The British Bankers’ Association has revealed figures showing that mortgage lending dropped in November.
Unsecured loans have reduced in number as borrowers become more cautious with their finances.
The number of mortgage approvals issued by UK banks fell to its lowest level in almost two years this November, according to statistics revealed by the British Bankers’ Association (BBA).
Approvals dropped to a 20-month low with 29,991 home loans agreed upon in November.
First time buyers have found it hard to secure the finance they need from banks due to their stringent lending policy, which may explain the low figures – many major UK banks are opting to lend to ‘safe’ borrowers who can provide large initial deposits instead of those with low cash flows and little in the way of saved capital.
The statistics also revealed that net lending by the major banks stood at £1.46 billion in November, which was half the 2010 figure for the same period and the lowest amount since August 1999.
However, remortgaging increased, reaching 27,045 in November, which is almost 4,000 higher than the average of the levels seen in the previous six months. BBA statistics director David Dooks said: “Remortgaging was strong in November as borrowers chose to replace maturing fixed-term mortgages”.
The figures also showed that repayment levels surpassed new borrowing figures by £172 million on all unsecured debt in November last year.
Mr Dooks said: “Demand for unsecured lending has been weak some time now. This is symptomatic of people being very cautious about household finances and working within their budget”.
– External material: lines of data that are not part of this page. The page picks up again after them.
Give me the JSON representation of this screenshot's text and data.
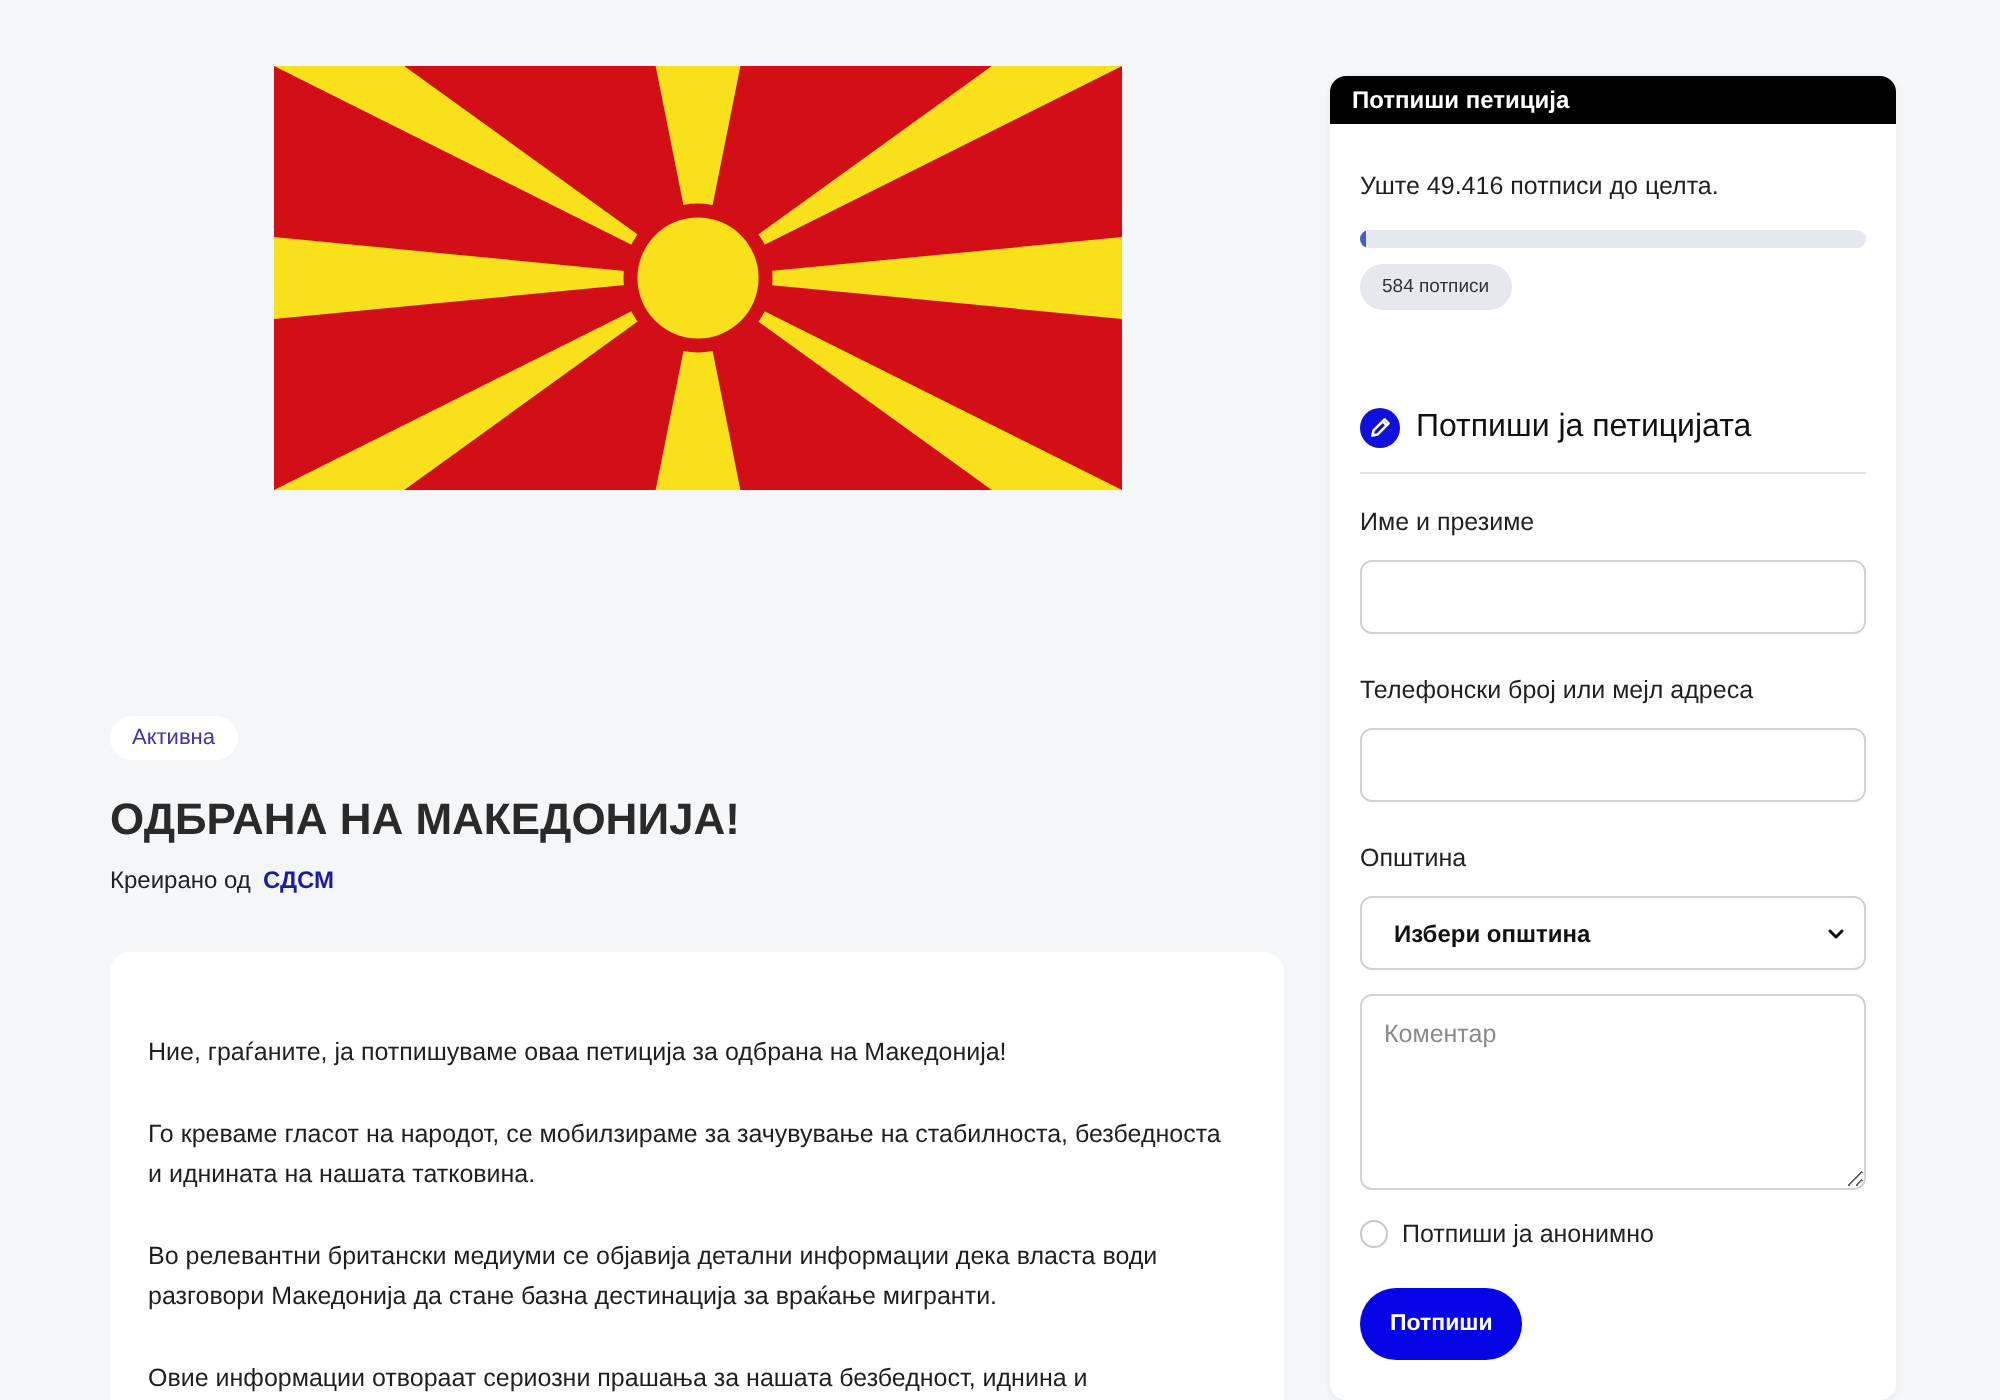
{
  "status_badge": "Активна",
  "title": "ОДБРАНА НА МАКЕДОНИЈА!",
  "byline": {
    "label": "Креирано од",
    "author": "СДСМ"
  },
  "body": {
    "paragraphs": [
      "Ние, граѓаните, ја потпишуваме оваа петиција за одбрана на Македонија!",
      "Го креваме гласот на народот, се мобилзираме за зачувување на стабилноста, безбедноста и иднината на нашата татковина.",
      "Во релевантни британски медиуми се објавија детални информации дека власта води разговори Македонија да стане базна дестинација за враќање мигранти.",
      "Овие информации отвораат сериозни прашања за нашата безбедност, иднина и"
    ]
  },
  "sign_panel": {
    "header": "Потпиши петиција",
    "remaining": "Уште 49.416 потписи до целта.",
    "progress": {
      "level": 0.012
    },
    "count": "584 потписи",
    "form_title": "Потпиши ја петицијата",
    "fields": [
      {
        "kind": "text",
        "label": "Име и презиме"
      },
      {
        "kind": "text",
        "label": "Телефонски број или мејл адреса"
      },
      {
        "kind": "select",
        "label": "Општина",
        "value": "Избери општина"
      },
      {
        "kind": "textarea",
        "placeholder": "Коментар"
      }
    ],
    "anonymous": {
      "label": "Потпиши ја анонимно",
      "checked": false
    },
    "submit": "Потпиши"
  }
}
He added: “Credit cards are merely being used as a form of payment. People are not wanting to extend themselves and take on more borrowing than they can afford”.